> _Records_
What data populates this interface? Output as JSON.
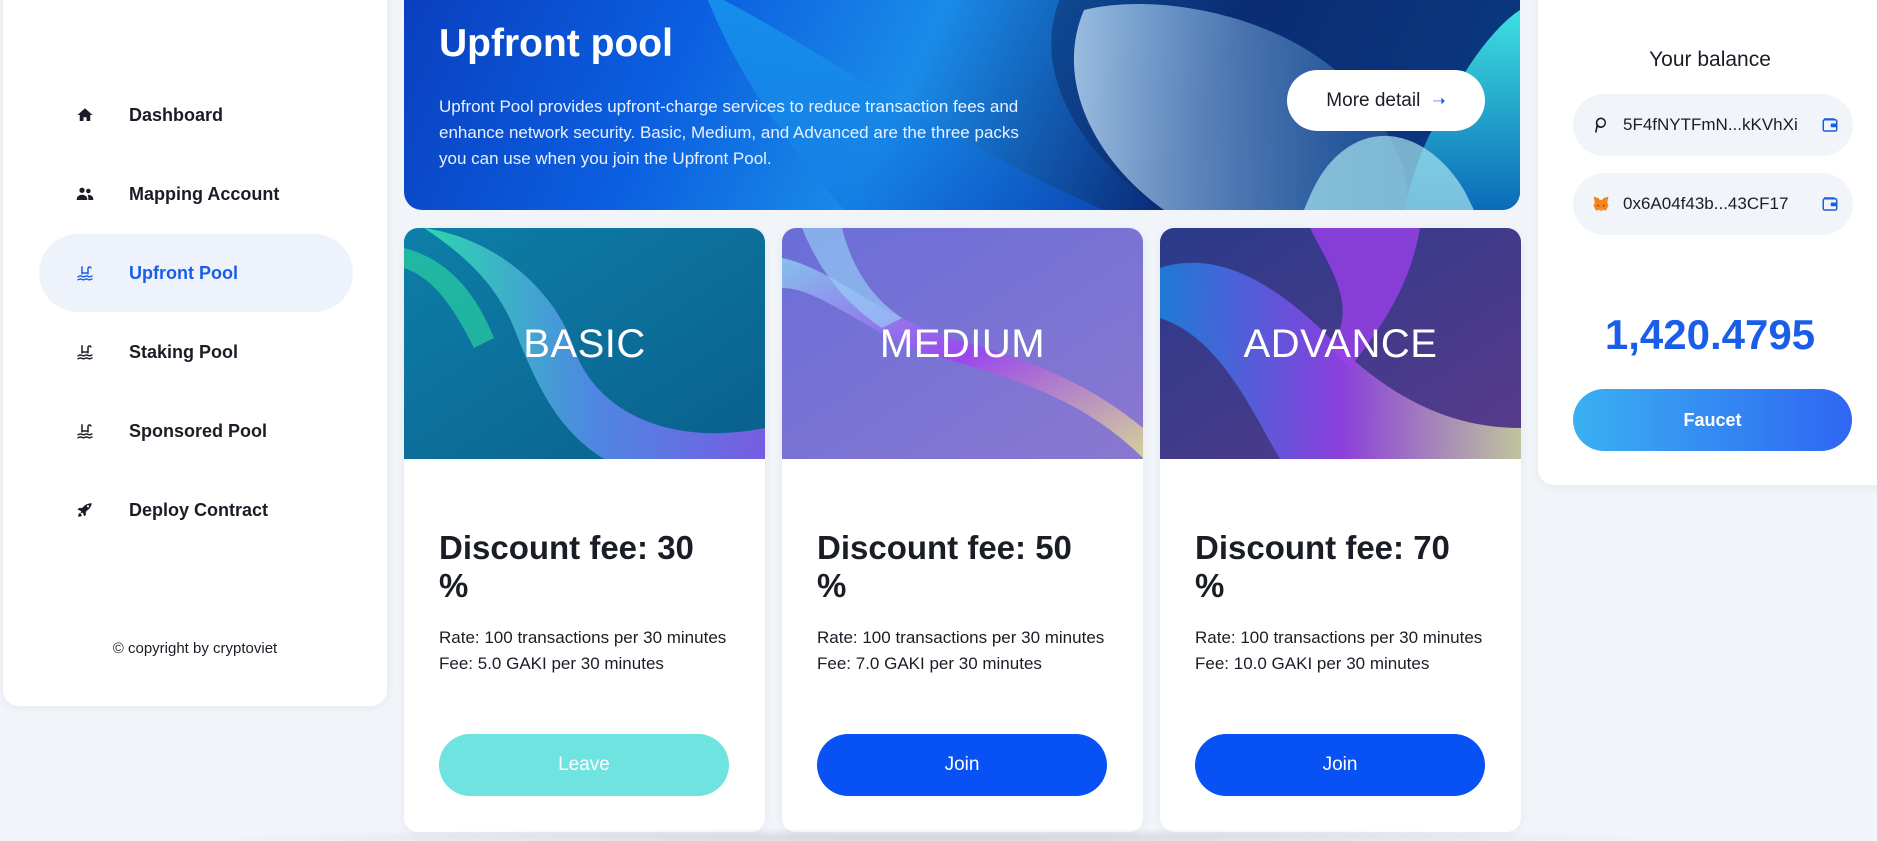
{
  "sidebar": {
    "items": [
      {
        "label": "Dashboard",
        "icon": "home-icon"
      },
      {
        "label": "Mapping Account",
        "icon": "users-icon"
      },
      {
        "label": "Upfront Pool",
        "icon": "pool-icon",
        "active": true
      },
      {
        "label": "Staking Pool",
        "icon": "pool-icon"
      },
      {
        "label": "Sponsored Pool",
        "icon": "pool-icon"
      },
      {
        "label": "Deploy Contract",
        "icon": "rocket-icon"
      }
    ],
    "copyright": "© copyright by cryptoviet"
  },
  "hero": {
    "title": "Upfront pool",
    "description": "Upfront Pool provides upfront-charge services to reduce transaction fees and enhance network security. Basic, Medium, and Advanced are the three packs you can use when you join the Upfront Pool.",
    "button_label": "More detail",
    "button_icon": "arrow-right-icon"
  },
  "packs": [
    {
      "name": "BASIC",
      "discount": "Discount fee: 30 %",
      "rate": "Rate: 100 transactions per 30 minutes",
      "fee": "Fee: 5.0 GAKI per 30 minutes",
      "button": "Leave"
    },
    {
      "name": "MEDIUM",
      "discount": "Discount fee: 50 %",
      "rate": "Rate: 100 transactions per 30 minutes",
      "fee": "Fee: 7.0 GAKI per 30 minutes",
      "button": "Join"
    },
    {
      "name": "ADVANCE",
      "discount": "Discount fee: 70 %",
      "rate": "Rate: 100 transactions per 30 minutes",
      "fee": "Fee: 10.0 GAKI per 30 minutes",
      "button": "Join"
    }
  ],
  "balance": {
    "title": "Your balance",
    "substrate_address": "5F4fNYTFmN...kKVhXi",
    "evm_address": "0x6A04f43b...43CF17",
    "amount": "1,420.4795",
    "faucet_label": "Faucet"
  },
  "colors": {
    "accent": "#1a5de8",
    "join_button": "#0751f5",
    "leave_button": "#6fe3e0",
    "page_background": "#f1f4f9"
  }
}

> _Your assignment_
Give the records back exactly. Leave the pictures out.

> _Answer to the exercise_
What data populates this interface? Output as JSON.
{
  "sidebar": {
    "items": [
      {
        "label": "Dashboard",
        "icon": "home-icon"
      },
      {
        "label": "Mapping Account",
        "icon": "users-icon"
      },
      {
        "label": "Upfront Pool",
        "icon": "pool-icon",
        "active": true
      },
      {
        "label": "Staking Pool",
        "icon": "pool-icon"
      },
      {
        "label": "Sponsored Pool",
        "icon": "pool-icon"
      },
      {
        "label": "Deploy Contract",
        "icon": "rocket-icon"
      }
    ],
    "copyright": "© copyright by cryptoviet"
  },
  "hero": {
    "title": "Upfront pool",
    "description": "Upfront Pool provides upfront-charge services to reduce transaction fees and enhance network security. Basic, Medium, and Advanced are the three packs you can use when you join the Upfront Pool.",
    "button_label": "More detail",
    "button_icon": "arrow-right-icon"
  },
  "packs": [
    {
      "name": "BASIC",
      "discount": "Discount fee: 30 %",
      "rate": "Rate: 100 transactions per 30 minutes",
      "fee": "Fee: 5.0 GAKI per 30 minutes",
      "button": "Leave"
    },
    {
      "name": "MEDIUM",
      "discount": "Discount fee: 50 %",
      "rate": "Rate: 100 transactions per 30 minutes",
      "fee": "Fee: 7.0 GAKI per 30 minutes",
      "button": "Join"
    },
    {
      "name": "ADVANCE",
      "discount": "Discount fee: 70 %",
      "rate": "Rate: 100 transactions per 30 minutes",
      "fee": "Fee: 10.0 GAKI per 30 minutes",
      "button": "Join"
    }
  ],
  "balance": {
    "title": "Your balance",
    "substrate_address": "5F4fNYTFmN...kKVhXi",
    "evm_address": "0x6A04f43b...43CF17",
    "amount": "1,420.4795",
    "faucet_label": "Faucet"
  },
  "colors": {
    "accent": "#1a5de8",
    "join_button": "#0751f5",
    "leave_button": "#6fe3e0",
    "page_background": "#f1f4f9"
  }
}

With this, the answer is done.